* INPUT
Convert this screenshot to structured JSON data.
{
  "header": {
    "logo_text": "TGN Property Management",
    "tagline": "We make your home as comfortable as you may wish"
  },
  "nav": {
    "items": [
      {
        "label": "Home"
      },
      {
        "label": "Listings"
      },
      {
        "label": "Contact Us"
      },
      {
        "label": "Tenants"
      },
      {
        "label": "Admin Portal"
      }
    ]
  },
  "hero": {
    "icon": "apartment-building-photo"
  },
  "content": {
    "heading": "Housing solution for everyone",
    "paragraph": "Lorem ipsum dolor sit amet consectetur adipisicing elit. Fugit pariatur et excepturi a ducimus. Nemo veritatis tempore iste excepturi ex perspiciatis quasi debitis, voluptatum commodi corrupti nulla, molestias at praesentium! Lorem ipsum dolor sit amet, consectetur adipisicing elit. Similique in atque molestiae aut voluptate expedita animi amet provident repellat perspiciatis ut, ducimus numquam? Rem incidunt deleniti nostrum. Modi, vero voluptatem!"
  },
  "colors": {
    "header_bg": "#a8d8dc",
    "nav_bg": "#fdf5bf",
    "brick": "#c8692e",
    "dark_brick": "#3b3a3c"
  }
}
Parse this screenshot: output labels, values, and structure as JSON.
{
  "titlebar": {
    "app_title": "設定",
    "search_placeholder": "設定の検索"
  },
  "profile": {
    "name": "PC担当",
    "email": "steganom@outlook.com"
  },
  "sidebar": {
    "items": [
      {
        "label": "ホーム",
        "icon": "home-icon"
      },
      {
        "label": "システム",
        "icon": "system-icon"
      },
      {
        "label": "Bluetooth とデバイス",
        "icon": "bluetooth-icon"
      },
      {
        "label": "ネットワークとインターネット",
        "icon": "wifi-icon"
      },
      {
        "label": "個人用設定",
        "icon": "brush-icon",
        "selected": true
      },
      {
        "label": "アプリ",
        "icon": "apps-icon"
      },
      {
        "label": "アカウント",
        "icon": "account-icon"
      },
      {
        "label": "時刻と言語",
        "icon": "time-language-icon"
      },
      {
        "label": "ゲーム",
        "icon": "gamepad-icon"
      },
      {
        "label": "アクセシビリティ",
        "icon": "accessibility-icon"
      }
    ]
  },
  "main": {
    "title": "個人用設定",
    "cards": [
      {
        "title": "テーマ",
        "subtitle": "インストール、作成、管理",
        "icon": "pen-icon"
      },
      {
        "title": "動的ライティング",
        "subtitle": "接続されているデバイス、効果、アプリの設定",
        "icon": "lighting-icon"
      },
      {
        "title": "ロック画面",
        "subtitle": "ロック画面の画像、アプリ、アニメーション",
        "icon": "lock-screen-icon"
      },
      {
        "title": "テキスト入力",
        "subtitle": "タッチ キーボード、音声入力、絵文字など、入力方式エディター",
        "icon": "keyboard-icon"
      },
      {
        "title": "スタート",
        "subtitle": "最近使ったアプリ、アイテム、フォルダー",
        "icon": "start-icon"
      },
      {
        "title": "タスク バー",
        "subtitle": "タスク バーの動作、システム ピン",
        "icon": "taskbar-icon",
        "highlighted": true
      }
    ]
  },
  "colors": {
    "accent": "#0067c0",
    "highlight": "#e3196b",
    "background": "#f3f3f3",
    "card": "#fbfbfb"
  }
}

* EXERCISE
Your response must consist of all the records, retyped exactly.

* RESPONSE TO THIS TASK
Convert this screenshot to structured JSON data.
{
  "header": {
    "logo_text": "TGN Property Management",
    "tagline": "We make your home as comfortable as you may wish"
  },
  "nav": {
    "items": [
      {
        "label": "Home"
      },
      {
        "label": "Listings"
      },
      {
        "label": "Contact Us"
      },
      {
        "label": "Tenants"
      },
      {
        "label": "Admin Portal"
      }
    ]
  },
  "hero": {
    "icon": "apartment-building-photo"
  },
  "content": {
    "heading": "Housing solution for everyone",
    "paragraph": "Lorem ipsum dolor sit amet consectetur adipisicing elit. Fugit pariatur et excepturi a ducimus. Nemo veritatis tempore iste excepturi ex perspiciatis quasi debitis, voluptatum commodi corrupti nulla, molestias at praesentium! Lorem ipsum dolor sit amet, consectetur adipisicing elit. Similique in atque molestiae aut voluptate expedita animi amet provident repellat perspiciatis ut, ducimus numquam? Rem incidunt deleniti nostrum. Modi, vero voluptatem!"
  },
  "colors": {
    "header_bg": "#a8d8dc",
    "nav_bg": "#fdf5bf",
    "brick": "#c8692e",
    "dark_brick": "#3b3a3c"
  }
}
Parse this screenshot: output labels, values, and structure as JSON.
{
  "titlebar": {
    "app_title": "設定",
    "search_placeholder": "設定の検索"
  },
  "profile": {
    "name": "PC担当",
    "email": "steganom@outlook.com"
  },
  "sidebar": {
    "items": [
      {
        "label": "ホーム",
        "icon": "home-icon"
      },
      {
        "label": "システム",
        "icon": "system-icon"
      },
      {
        "label": "Bluetooth とデバイス",
        "icon": "bluetooth-icon"
      },
      {
        "label": "ネットワークとインターネット",
        "icon": "wifi-icon"
      },
      {
        "label": "個人用設定",
        "icon": "brush-icon",
        "selected": true
      },
      {
        "label": "アプリ",
        "icon": "apps-icon"
      },
      {
        "label": "アカウント",
        "icon": "account-icon"
      },
      {
        "label": "時刻と言語",
        "icon": "time-language-icon"
      },
      {
        "label": "ゲーム",
        "icon": "gamepad-icon"
      },
      {
        "label": "アクセシビリティ",
        "icon": "accessibility-icon"
      }
    ]
  },
  "main": {
    "title": "個人用設定",
    "cards": [
      {
        "title": "テーマ",
        "subtitle": "インストール、作成、管理",
        "icon": "pen-icon"
      },
      {
        "title": "動的ライティング",
        "subtitle": "接続されているデバイス、効果、アプリの設定",
        "icon": "lighting-icon"
      },
      {
        "title": "ロック画面",
        "subtitle": "ロック画面の画像、アプリ、アニメーション",
        "icon": "lock-screen-icon"
      },
      {
        "title": "テキスト入力",
        "subtitle": "タッチ キーボード、音声入力、絵文字など、入力方式エディター",
        "icon": "keyboard-icon"
      },
      {
        "title": "スタート",
        "subtitle": "最近使ったアプリ、アイテム、フォルダー",
        "icon": "start-icon"
      },
      {
        "title": "タスク バー",
        "subtitle": "タスク バーの動作、システム ピン",
        "icon": "taskbar-icon",
        "highlighted": true
      }
    ]
  },
  "colors": {
    "accent": "#0067c0",
    "highlight": "#e3196b",
    "background": "#f3f3f3",
    "card": "#fbfbfb"
  }
}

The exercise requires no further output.